1

I am coating a pine mantlepiece with gloss polyurethane. I used interior/exterior poly for my 1st & second coats for protection from sun exposure. Because of the longer drying time 24/48 hours there are quite a bit of dust nibs. Can I use a faster drying interior poly (2 hours) as my top coat or are the two types incompatible?

2
  • Hi, welcome to StackExchange. Just in general, it's really impossible to answer this definitely, because you might have problems but it depends on a host of specifics. The easiest solution here is to continue to use your interior/exterior poly and simply dilute it, so you can apply it as wiping varnish. This almost completely obviates problems with dust nibs, and simultaneously make it dry faster (thinner coat, ergo faster drying time) but of course you need more coats to build an equivalent finish. – Graphus Dec 29 '20 at 17:11
  • BTW just to check, is the fast-drying interior poly also an oil-based varnish?? – Graphus Dec 29 '20 at 17:11
0

Since it has already been a day since your last coat coat, the polyurethane should be done drying (along with some curing) so you can safely apply another coat of polyurethane if it has the same base (oil/water).

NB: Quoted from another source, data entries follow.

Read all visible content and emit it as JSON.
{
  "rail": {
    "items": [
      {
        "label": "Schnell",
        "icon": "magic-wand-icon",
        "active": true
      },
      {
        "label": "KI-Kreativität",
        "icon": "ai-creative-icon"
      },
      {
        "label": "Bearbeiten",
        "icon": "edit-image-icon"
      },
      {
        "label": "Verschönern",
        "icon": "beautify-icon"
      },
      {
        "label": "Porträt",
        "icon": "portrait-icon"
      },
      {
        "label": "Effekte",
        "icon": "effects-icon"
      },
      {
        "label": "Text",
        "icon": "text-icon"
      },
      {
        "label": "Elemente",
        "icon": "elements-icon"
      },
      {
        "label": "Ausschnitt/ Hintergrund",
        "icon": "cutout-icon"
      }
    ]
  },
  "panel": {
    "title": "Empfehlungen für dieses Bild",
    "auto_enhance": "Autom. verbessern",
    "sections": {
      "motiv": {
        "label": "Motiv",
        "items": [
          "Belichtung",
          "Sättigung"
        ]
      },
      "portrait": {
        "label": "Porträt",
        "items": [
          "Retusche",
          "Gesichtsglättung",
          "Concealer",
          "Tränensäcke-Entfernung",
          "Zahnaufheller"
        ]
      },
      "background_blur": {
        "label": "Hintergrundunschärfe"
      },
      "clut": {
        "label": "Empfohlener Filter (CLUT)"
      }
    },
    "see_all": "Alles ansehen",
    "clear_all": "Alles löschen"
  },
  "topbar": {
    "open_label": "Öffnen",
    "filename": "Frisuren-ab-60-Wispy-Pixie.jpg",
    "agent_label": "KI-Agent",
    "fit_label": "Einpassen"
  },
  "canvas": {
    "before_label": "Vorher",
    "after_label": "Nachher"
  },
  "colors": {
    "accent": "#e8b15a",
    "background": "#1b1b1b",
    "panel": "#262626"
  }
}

There might be some issues if you apply different polyurethane (with the same base) within 2 hours since there will be chemical bonding between the two layers but that seems unlikely.

If more than 2 hours have passed but less than a day has gone by you should also avoid new coats since the difference in curing between coats might cause some weird patters to show up once it's all done curing.

If you are mixing between bases (oil/water) ideally you would wait a month, or more. That way you can be sure that it's done curing and won't have any interactions between the different polyurethane layers. Since it's been a few days you might be able to get away with just applying the new coat after some light sanding with 220 sandpaper (I would do this anyway to knock down those dust spots). However, there is chance you might get a weird texture/cracking in the finish.

4
  • I agree. I have put oil-base over water-base and vice-versa after base coat was dry, with no problems. Definitely shouldn't be an issue if both are the same type. Lightly sand to degloss, clean with tack cloth, use professional grade brush, good to go. – Jimmy Fix-it Dec 31 '20 at 3:33
  • You really shouldn't apply a waterbased topcoat over something oil based until the former has had a good long time to cure, and with varnishes and oil/varnish mixes the rule of thumb is until the characteristic odour can't be detected any more. And actually it's the same with leaner/faster drying finishes over a noticeable coat of something that 'dries' more slowly, otherwise defects can occur because the surface dries, contracts and begins to harden while what's underneath is not finished being mobile and shrinking. – Graphus Dec 31 '20 at 8:48
  • Graphus I agree that you should wait until the oil based poly is completely cured before applying another base, However I was under the impression this was due to the curing not the drying since most of the solvent is gone within a few hours. Whoever I've used oil bases poly, that smell was gone in like a week, then again I had good ventilation and didn't get next to the wood to try to smell it. . – Mendoza Jan 6 at 1:24
  • Yeah the standard for 'it doesn't smell any more' is apparently to put your nose right on the surface when sniffing (source, Bob Flexner). This is really only concerned with something faster-drying over an oil-based varnish though, one could probably get away with trad varnish over a waterbased one after just a couple of days (although waiting a week+ would be ideal). BTW you have to use the @ before someone's username for them to get a notification of a reply. – Graphus Jan 7 at 10:18

Your Answer

By clicking “Post Your Answer”, you agree to our terms of service, privacy policy and cookie policy

Not the answer you're looking for? Browse other questions tagged or ask your own question.